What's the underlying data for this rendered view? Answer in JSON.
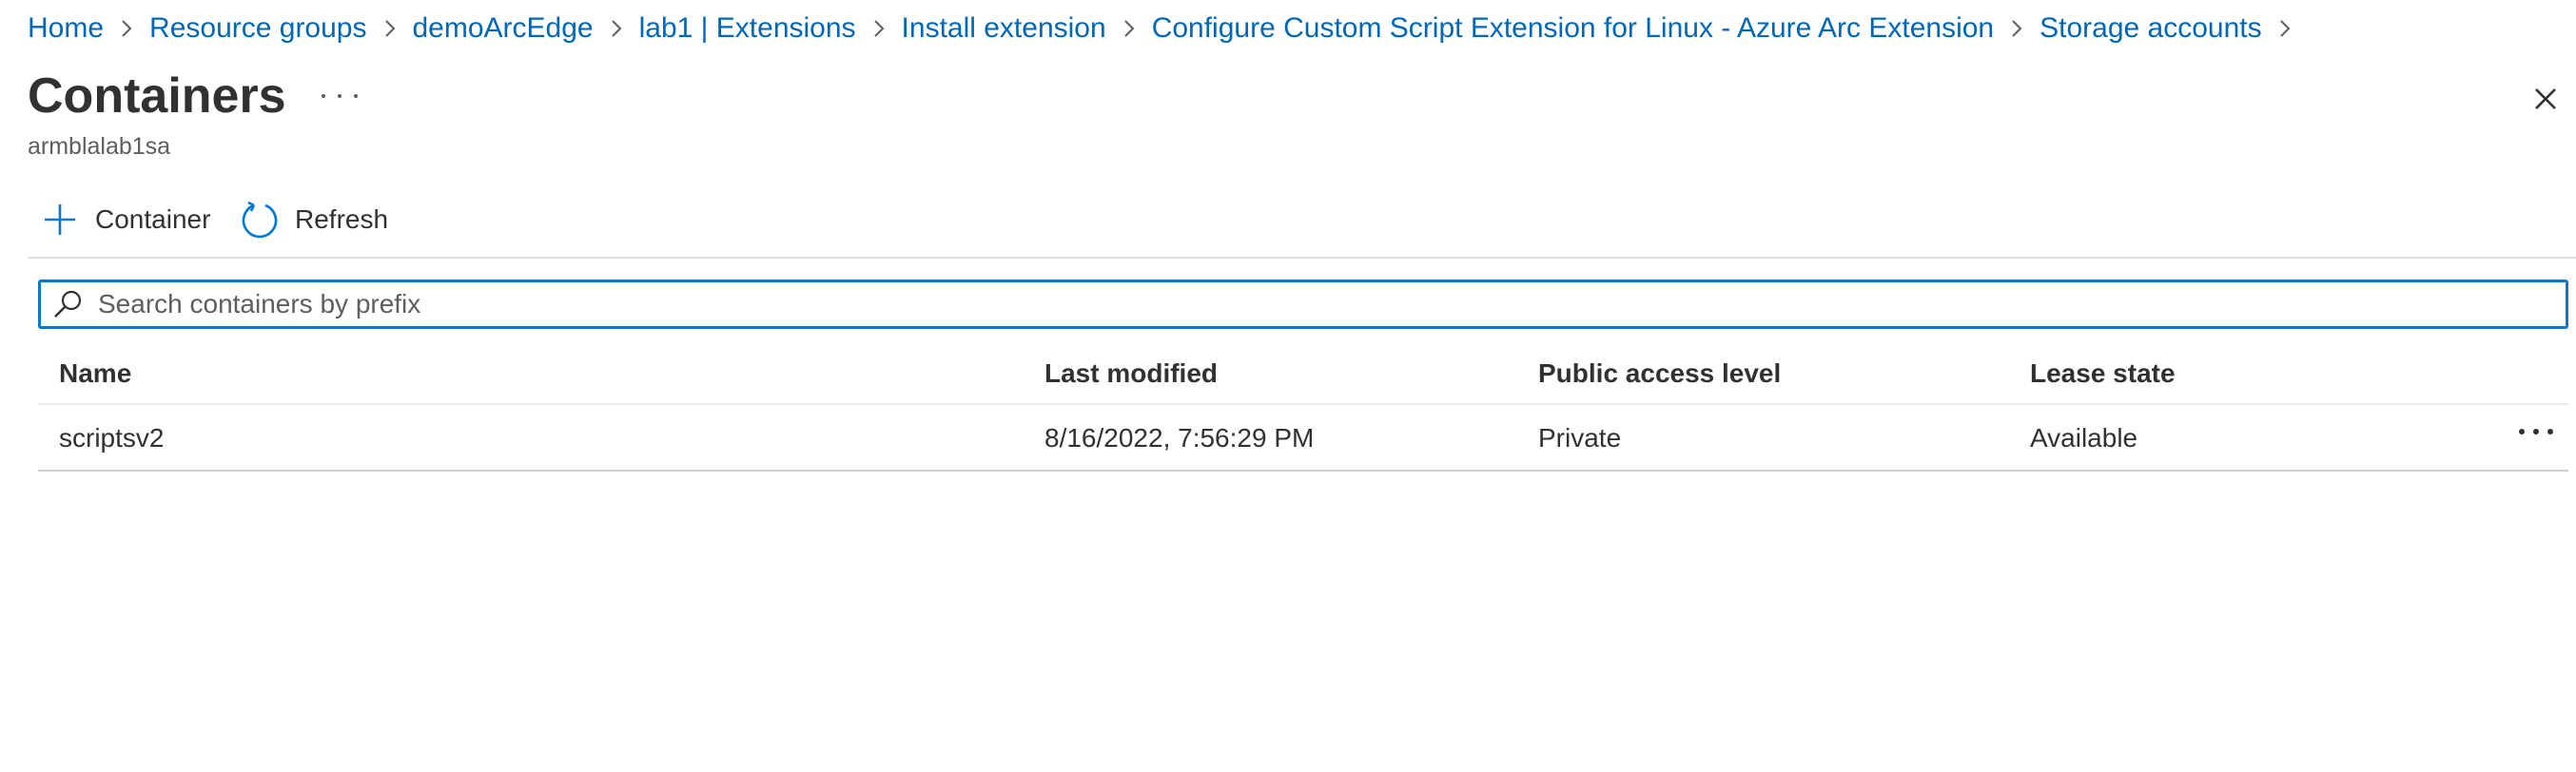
{
  "breadcrumb": {
    "items": [
      "Home",
      "Resource groups",
      "demoArcEdge",
      "lab1 | Extensions",
      "Install extension",
      "Configure Custom Script Extension for Linux - Azure Arc Extension",
      "Storage accounts"
    ]
  },
  "header": {
    "title": "Containers",
    "subtitle": "armblalab1sa",
    "more_icon": "ellipsis-icon",
    "close_icon": "close-icon"
  },
  "toolbar": {
    "add_label": "Container",
    "add_icon": "plus-icon",
    "refresh_label": "Refresh",
    "refresh_icon": "refresh-icon"
  },
  "search": {
    "placeholder": "Search containers by prefix",
    "value": "",
    "icon": "search-icon"
  },
  "table": {
    "columns": [
      "Name",
      "Last modified",
      "Public access level",
      "Lease state"
    ],
    "rows": [
      {
        "name": "scriptsv2",
        "last_modified": "8/16/2022, 7:56:29 PM",
        "public_access_level": "Private",
        "lease_state": "Available"
      }
    ]
  },
  "colors": {
    "accent": "#0078d4",
    "link": "#0067b8",
    "text": "#323130"
  }
}
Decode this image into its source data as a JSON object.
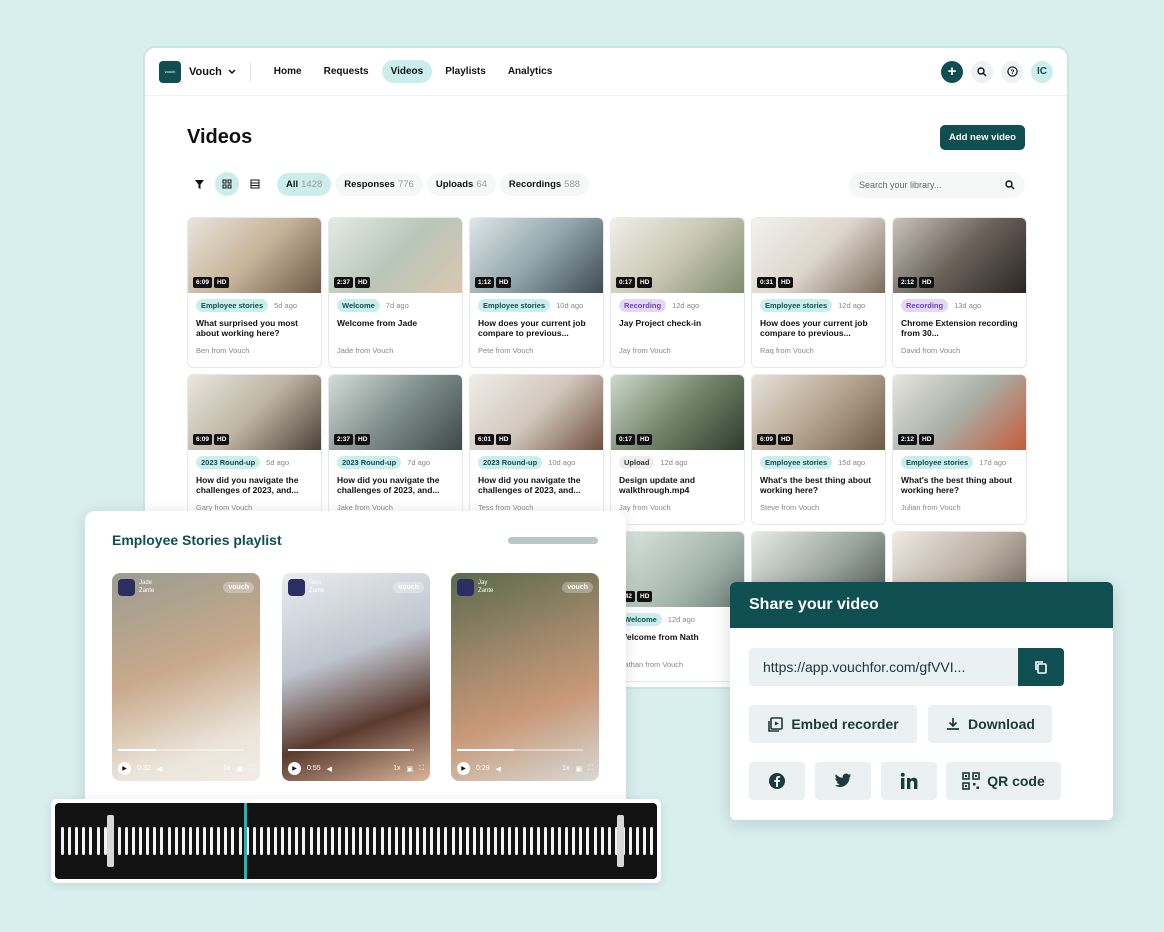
{
  "nav": {
    "logo_text": "vouch",
    "brand": "Vouch",
    "links": [
      "Home",
      "Requests",
      "Videos",
      "Playlists",
      "Analytics"
    ],
    "active_link": "Videos",
    "avatar": "IC"
  },
  "page": {
    "title": "Videos",
    "add_button": "Add new video",
    "search_placeholder": "Search your library..."
  },
  "filters": [
    {
      "label": "All",
      "count": "1428"
    },
    {
      "label": "Responses",
      "count": "776"
    },
    {
      "label": "Uploads",
      "count": "64"
    },
    {
      "label": "Recordings",
      "count": "588"
    }
  ],
  "videos": [
    {
      "duration": "6:09",
      "quality": "HD",
      "tag": "Employee stories",
      "ago": "5d ago",
      "title": "What surprised you most about working here?",
      "author": "Ben from Vouch"
    },
    {
      "duration": "2:37",
      "quality": "HD",
      "tag": "Welcome",
      "ago": "7d ago",
      "title": "Welcome from Jade",
      "author": "Jade from Vouch"
    },
    {
      "duration": "1:12",
      "quality": "HD",
      "tag": "Employee stories",
      "ago": "10d ago",
      "title": "How does your current job compare to previous...",
      "author": "Pete from Vouch"
    },
    {
      "duration": "0:17",
      "quality": "HD",
      "tag": "Recording",
      "ago": "12d ago",
      "title": "Jay Project check-in",
      "author": "Jay from Vouch"
    },
    {
      "duration": "0:31",
      "quality": "HD",
      "tag": "Employee stories",
      "ago": "12d ago",
      "title": "How does your current job compare to previous...",
      "author": "Raq from Vouch"
    },
    {
      "duration": "2:12",
      "quality": "HD",
      "tag": "Recording",
      "ago": "13d ago",
      "title": "Chrome Extension recording from 30...",
      "author": "David from Vouch"
    },
    {
      "duration": "6:09",
      "quality": "HD",
      "tag": "2023 Round-up",
      "ago": "5d ago",
      "title": "How did you navigate the challenges of 2023, and...",
      "author": "Gary from Vouch"
    },
    {
      "duration": "2:37",
      "quality": "HD",
      "tag": "2023 Round-up",
      "ago": "7d ago",
      "title": "How did you navigate the challenges of 2023, and...",
      "author": "Jake from Vouch"
    },
    {
      "duration": "6:01",
      "quality": "HD",
      "tag": "2023 Round-up",
      "ago": "10d ago",
      "title": "How did you navigate the challenges of 2023, and...",
      "author": "Tess from Vouch"
    },
    {
      "duration": "0:17",
      "quality": "HD",
      "tag": "Upload",
      "ago": "12d ago",
      "title": "Design update and walkthrough.mp4",
      "author": "Jay from Vouch"
    },
    {
      "duration": "6:09",
      "quality": "HD",
      "tag": "Employee stories",
      "ago": "15d ago",
      "title": "What's the best thing about working here?",
      "author": "Steve from Vouch"
    },
    {
      "duration": "2:12",
      "quality": "HD",
      "tag": "Employee stories",
      "ago": "17d ago",
      "title": "What's the best thing about working here?",
      "author": "Julian from Vouch"
    }
  ],
  "partial_card": {
    "duration": "0:42",
    "quality": "HD",
    "tag": "Welcome",
    "ago": "12d ago",
    "title": "Welcome from Nath",
    "author": "Nathan from Vouch"
  },
  "playlist": {
    "title": "Employee Stories playlist",
    "videos": [
      {
        "name": "Jade",
        "company": "Zante",
        "brand": "vouch",
        "time": "0:32",
        "speed": "1x",
        "progress": 0.3
      },
      {
        "name": "Tess",
        "company": "Zante",
        "brand": "vouch",
        "time": "0:55",
        "speed": "1x",
        "progress": 0.97
      },
      {
        "name": "Jay",
        "company": "Zante",
        "brand": "vouch",
        "time": "0:29",
        "speed": "1x",
        "progress": 0.45
      }
    ]
  },
  "share": {
    "title": "Share your video",
    "url": "https://app.vouchfor.com/gfVVI...",
    "embed": "Embed recorder",
    "download": "Download",
    "qr": "QR code"
  }
}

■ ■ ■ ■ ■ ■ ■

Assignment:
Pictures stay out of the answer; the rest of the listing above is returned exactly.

Result of this task:
What's the underlying data for this rendered view? Answer in JSON.
{
  "breadcrumb": {
    "items": [
      "Home",
      "Resource groups",
      "demoArcEdge",
      "lab1 | Extensions",
      "Install extension",
      "Configure Custom Script Extension for Linux - Azure Arc Extension",
      "Storage accounts"
    ]
  },
  "header": {
    "title": "Containers",
    "subtitle": "armblalab1sa",
    "more_icon": "ellipsis-icon",
    "close_icon": "close-icon"
  },
  "toolbar": {
    "add_label": "Container",
    "add_icon": "plus-icon",
    "refresh_label": "Refresh",
    "refresh_icon": "refresh-icon"
  },
  "search": {
    "placeholder": "Search containers by prefix",
    "value": "",
    "icon": "search-icon"
  },
  "table": {
    "columns": [
      "Name",
      "Last modified",
      "Public access level",
      "Lease state"
    ],
    "rows": [
      {
        "name": "scriptsv2",
        "last_modified": "8/16/2022, 7:56:29 PM",
        "public_access_level": "Private",
        "lease_state": "Available"
      }
    ]
  },
  "colors": {
    "accent": "#0078d4",
    "link": "#0067b8",
    "text": "#323130"
  }
}
Decode this image into its source data as a JSON object.
{
  "nav": {
    "logo_text": "vouch",
    "brand": "Vouch",
    "links": [
      "Home",
      "Requests",
      "Videos",
      "Playlists",
      "Analytics"
    ],
    "active_link": "Videos",
    "avatar": "IC"
  },
  "page": {
    "title": "Videos",
    "add_button": "Add new video",
    "search_placeholder": "Search your library..."
  },
  "filters": [
    {
      "label": "All",
      "count": "1428"
    },
    {
      "label": "Responses",
      "count": "776"
    },
    {
      "label": "Uploads",
      "count": "64"
    },
    {
      "label": "Recordings",
      "count": "588"
    }
  ],
  "videos": [
    {
      "duration": "6:09",
      "quality": "HD",
      "tag": "Employee stories",
      "ago": "5d ago",
      "title": "What surprised you most about working here?",
      "author": "Ben from Vouch"
    },
    {
      "duration": "2:37",
      "quality": "HD",
      "tag": "Welcome",
      "ago": "7d ago",
      "title": "Welcome from Jade",
      "author": "Jade from Vouch"
    },
    {
      "duration": "1:12",
      "quality": "HD",
      "tag": "Employee stories",
      "ago": "10d ago",
      "title": "How does your current job compare to previous...",
      "author": "Pete from Vouch"
    },
    {
      "duration": "0:17",
      "quality": "HD",
      "tag": "Recording",
      "ago": "12d ago",
      "title": "Jay Project check-in",
      "author": "Jay from Vouch"
    },
    {
      "duration": "0:31",
      "quality": "HD",
      "tag": "Employee stories",
      "ago": "12d ago",
      "title": "How does your current job compare to previous...",
      "author": "Raq from Vouch"
    },
    {
      "duration": "2:12",
      "quality": "HD",
      "tag": "Recording",
      "ago": "13d ago",
      "title": "Chrome Extension recording from 30...",
      "author": "David from Vouch"
    },
    {
      "duration": "6:09",
      "quality": "HD",
      "tag": "2023 Round-up",
      "ago": "5d ago",
      "title": "How did you navigate the challenges of 2023, and...",
      "author": "Gary from Vouch"
    },
    {
      "duration": "2:37",
      "quality": "HD",
      "tag": "2023 Round-up",
      "ago": "7d ago",
      "title": "How did you navigate the challenges of 2023, and...",
      "author": "Jake from Vouch"
    },
    {
      "duration": "6:01",
      "quality": "HD",
      "tag": "2023 Round-up",
      "ago": "10d ago",
      "title": "How did you navigate the challenges of 2023, and...",
      "author": "Tess from Vouch"
    },
    {
      "duration": "0:17",
      "quality": "HD",
      "tag": "Upload",
      "ago": "12d ago",
      "title": "Design update and walkthrough.mp4",
      "author": "Jay from Vouch"
    },
    {
      "duration": "6:09",
      "quality": "HD",
      "tag": "Employee stories",
      "ago": "15d ago",
      "title": "What's the best thing about working here?",
      "author": "Steve from Vouch"
    },
    {
      "duration": "2:12",
      "quality": "HD",
      "tag": "Employee stories",
      "ago": "17d ago",
      "title": "What's the best thing about working here?",
      "author": "Julian from Vouch"
    }
  ],
  "partial_card": {
    "duration": "0:42",
    "quality": "HD",
    "tag": "Welcome",
    "ago": "12d ago",
    "title": "Welcome from Nath",
    "author": "Nathan from Vouch"
  },
  "playlist": {
    "title": "Employee Stories playlist",
    "videos": [
      {
        "name": "Jade",
        "company": "Zante",
        "brand": "vouch",
        "time": "0:32",
        "speed": "1x",
        "progress": 0.3
      },
      {
        "name": "Tess",
        "company": "Zante",
        "brand": "vouch",
        "time": "0:55",
        "speed": "1x",
        "progress": 0.97
      },
      {
        "name": "Jay",
        "company": "Zante",
        "brand": "vouch",
        "time": "0:29",
        "speed": "1x",
        "progress": 0.45
      }
    ]
  },
  "share": {
    "title": "Share your video",
    "url": "https://app.vouchfor.com/gfVVI...",
    "embed": "Embed recorder",
    "download": "Download",
    "qr": "QR code"
  }
}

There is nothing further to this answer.